[Task statement]: Copy out every line of the records where the string "items" occurs.

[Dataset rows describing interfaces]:
◆ ◆ ◆ ◆
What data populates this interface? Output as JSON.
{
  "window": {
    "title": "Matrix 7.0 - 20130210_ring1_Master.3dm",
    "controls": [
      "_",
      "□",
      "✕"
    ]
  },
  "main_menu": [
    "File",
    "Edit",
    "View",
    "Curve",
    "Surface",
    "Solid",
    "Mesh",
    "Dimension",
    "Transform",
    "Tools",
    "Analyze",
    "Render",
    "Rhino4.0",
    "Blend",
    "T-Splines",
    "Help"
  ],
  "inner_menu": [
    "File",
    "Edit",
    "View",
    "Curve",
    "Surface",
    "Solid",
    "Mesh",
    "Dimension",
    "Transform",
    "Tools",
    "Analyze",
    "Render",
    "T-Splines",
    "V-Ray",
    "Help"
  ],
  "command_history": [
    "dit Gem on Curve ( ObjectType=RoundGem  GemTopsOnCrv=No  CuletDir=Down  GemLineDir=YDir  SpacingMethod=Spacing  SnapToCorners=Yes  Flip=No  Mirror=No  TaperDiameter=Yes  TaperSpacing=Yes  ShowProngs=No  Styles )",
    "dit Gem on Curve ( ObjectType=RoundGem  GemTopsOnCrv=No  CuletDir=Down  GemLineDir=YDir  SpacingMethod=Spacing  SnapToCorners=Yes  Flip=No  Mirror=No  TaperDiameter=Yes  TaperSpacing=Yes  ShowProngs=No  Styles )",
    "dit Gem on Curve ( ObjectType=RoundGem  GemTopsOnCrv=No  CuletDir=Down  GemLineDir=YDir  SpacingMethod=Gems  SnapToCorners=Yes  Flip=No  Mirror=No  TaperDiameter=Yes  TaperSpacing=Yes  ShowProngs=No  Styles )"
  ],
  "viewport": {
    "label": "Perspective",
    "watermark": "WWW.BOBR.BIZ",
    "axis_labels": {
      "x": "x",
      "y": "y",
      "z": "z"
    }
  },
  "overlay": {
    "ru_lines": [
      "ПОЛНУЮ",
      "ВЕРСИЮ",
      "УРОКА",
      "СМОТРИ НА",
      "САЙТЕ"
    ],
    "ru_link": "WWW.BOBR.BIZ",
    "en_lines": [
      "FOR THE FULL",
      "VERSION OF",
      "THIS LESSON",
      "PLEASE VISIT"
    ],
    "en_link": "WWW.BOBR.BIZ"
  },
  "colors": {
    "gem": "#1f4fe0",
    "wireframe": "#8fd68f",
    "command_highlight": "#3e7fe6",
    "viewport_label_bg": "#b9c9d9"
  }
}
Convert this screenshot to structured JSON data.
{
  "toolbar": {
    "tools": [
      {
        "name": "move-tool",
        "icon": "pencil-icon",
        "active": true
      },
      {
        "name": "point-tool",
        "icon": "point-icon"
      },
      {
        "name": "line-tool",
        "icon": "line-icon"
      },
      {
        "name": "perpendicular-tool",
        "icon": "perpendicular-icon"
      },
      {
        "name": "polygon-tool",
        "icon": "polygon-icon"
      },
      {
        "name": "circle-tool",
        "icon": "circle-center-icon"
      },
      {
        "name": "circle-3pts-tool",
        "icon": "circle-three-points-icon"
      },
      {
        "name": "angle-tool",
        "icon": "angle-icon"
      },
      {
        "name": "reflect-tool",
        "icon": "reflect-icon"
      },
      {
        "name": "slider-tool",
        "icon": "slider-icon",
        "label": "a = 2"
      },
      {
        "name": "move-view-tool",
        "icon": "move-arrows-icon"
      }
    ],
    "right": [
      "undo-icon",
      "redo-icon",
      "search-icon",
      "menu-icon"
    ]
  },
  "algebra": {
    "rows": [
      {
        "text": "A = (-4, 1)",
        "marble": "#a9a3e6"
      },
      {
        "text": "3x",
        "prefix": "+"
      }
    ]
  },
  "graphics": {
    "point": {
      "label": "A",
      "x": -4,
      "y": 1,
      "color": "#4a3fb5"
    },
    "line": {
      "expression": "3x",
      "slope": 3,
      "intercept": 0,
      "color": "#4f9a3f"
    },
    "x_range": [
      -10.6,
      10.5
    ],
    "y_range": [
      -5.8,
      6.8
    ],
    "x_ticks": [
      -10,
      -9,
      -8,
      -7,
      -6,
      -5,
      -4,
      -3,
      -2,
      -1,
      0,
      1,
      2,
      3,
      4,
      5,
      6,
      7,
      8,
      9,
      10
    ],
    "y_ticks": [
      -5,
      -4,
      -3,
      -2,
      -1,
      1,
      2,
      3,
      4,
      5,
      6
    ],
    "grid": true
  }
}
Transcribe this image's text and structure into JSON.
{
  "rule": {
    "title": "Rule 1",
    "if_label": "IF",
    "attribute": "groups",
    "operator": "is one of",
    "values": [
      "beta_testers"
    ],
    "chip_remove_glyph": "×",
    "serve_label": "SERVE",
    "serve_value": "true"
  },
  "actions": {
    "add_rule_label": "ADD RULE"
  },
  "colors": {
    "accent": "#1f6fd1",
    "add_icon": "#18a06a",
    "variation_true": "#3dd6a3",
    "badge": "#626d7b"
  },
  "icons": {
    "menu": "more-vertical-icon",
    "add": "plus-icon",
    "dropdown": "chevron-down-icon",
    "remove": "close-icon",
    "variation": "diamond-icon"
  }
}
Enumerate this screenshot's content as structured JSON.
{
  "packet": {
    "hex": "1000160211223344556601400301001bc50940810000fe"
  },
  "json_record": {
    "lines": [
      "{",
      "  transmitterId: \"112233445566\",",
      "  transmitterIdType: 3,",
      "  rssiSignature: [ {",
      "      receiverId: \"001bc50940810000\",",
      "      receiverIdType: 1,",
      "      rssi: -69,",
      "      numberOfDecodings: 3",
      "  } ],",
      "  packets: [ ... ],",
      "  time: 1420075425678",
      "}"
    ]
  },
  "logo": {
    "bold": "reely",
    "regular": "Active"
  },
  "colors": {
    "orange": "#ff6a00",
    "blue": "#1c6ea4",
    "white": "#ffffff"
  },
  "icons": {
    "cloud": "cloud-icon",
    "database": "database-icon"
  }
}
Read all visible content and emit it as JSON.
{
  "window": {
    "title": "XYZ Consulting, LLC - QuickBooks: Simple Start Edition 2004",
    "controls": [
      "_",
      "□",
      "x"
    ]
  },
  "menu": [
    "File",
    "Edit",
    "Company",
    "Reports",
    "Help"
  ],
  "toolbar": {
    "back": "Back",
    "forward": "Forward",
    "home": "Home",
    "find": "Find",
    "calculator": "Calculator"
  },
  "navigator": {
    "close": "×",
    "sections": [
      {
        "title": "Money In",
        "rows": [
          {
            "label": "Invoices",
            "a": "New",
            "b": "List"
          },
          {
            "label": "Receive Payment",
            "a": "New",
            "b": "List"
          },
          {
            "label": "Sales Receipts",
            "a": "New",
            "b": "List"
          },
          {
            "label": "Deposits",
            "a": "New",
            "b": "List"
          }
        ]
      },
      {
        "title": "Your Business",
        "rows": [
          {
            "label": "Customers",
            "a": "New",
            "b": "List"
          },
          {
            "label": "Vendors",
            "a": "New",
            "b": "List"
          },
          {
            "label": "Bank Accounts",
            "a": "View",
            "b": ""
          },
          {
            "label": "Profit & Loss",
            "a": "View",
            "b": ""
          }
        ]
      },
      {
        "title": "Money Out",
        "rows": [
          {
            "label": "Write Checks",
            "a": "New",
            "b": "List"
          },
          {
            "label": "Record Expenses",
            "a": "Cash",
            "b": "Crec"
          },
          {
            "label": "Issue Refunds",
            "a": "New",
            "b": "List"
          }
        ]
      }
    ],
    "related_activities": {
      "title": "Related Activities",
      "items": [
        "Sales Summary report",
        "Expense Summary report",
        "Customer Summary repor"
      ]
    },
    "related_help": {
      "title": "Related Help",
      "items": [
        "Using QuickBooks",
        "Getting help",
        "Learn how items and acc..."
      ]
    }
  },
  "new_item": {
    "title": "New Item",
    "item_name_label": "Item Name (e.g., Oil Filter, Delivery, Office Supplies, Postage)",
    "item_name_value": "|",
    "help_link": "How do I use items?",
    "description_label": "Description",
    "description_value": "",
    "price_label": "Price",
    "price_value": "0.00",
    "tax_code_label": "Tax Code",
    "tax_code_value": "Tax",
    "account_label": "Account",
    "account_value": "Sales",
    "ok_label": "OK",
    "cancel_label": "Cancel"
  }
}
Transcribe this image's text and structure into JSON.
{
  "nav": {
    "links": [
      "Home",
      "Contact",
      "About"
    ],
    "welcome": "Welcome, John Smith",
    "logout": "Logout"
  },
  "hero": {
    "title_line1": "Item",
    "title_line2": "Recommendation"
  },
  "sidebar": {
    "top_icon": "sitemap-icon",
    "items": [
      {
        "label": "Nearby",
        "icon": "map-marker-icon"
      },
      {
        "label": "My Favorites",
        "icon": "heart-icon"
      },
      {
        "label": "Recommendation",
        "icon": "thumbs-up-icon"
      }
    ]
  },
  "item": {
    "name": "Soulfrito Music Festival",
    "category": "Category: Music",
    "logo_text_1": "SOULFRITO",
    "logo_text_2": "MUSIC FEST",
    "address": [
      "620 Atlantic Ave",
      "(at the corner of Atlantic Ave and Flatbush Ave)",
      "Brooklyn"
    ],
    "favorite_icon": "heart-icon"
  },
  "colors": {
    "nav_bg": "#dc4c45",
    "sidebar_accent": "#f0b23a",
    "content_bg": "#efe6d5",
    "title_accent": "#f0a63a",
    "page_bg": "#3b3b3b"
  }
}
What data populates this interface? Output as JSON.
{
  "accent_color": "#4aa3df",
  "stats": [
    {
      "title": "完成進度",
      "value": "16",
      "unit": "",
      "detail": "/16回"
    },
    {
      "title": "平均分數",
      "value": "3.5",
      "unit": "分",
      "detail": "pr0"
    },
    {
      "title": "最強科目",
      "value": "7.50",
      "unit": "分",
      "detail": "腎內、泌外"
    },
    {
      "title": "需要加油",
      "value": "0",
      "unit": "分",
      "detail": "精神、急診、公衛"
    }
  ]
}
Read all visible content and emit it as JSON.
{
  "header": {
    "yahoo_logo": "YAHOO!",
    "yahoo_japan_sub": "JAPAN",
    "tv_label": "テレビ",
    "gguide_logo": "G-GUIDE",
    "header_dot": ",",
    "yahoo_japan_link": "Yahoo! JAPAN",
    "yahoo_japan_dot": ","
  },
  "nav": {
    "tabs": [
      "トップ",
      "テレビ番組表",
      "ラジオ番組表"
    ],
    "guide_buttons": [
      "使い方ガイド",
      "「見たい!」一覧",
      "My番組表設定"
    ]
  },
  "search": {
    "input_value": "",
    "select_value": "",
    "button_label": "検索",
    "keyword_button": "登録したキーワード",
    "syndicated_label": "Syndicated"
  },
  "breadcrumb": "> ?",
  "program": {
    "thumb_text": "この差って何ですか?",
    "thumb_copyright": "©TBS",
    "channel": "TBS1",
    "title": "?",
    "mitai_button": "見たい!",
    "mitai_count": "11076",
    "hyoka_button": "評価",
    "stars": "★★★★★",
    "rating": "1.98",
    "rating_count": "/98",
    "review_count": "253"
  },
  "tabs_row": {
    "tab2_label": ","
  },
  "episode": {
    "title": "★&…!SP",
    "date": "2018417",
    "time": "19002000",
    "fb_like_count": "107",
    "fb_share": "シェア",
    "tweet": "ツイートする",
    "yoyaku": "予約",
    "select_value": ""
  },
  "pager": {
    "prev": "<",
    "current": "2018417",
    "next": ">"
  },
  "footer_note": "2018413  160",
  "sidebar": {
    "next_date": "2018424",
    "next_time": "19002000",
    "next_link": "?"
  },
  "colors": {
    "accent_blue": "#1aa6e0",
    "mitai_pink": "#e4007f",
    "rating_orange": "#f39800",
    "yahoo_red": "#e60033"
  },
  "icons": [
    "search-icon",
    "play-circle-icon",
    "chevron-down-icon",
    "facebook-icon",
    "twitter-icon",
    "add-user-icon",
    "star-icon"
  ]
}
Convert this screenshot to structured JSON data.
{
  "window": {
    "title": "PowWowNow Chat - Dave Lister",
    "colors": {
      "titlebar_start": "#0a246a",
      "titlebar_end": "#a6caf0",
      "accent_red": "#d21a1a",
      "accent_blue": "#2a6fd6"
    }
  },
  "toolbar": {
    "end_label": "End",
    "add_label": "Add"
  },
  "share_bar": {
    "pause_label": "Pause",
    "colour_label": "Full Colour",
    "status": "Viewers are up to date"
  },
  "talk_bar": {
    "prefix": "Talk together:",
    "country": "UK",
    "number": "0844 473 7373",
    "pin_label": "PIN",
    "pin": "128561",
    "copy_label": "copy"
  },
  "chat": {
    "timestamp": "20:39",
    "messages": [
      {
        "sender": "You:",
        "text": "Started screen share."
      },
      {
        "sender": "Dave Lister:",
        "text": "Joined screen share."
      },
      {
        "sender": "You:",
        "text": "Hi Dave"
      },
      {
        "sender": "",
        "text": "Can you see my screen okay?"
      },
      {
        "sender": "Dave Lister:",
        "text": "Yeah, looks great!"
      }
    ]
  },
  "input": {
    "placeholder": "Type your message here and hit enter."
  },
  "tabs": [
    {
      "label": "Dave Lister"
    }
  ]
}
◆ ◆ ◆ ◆
[Task result]:
      "items": [
      "items": [
        "Learn how items and acc..."
    "help_link": "How do I use items?",
    "items": [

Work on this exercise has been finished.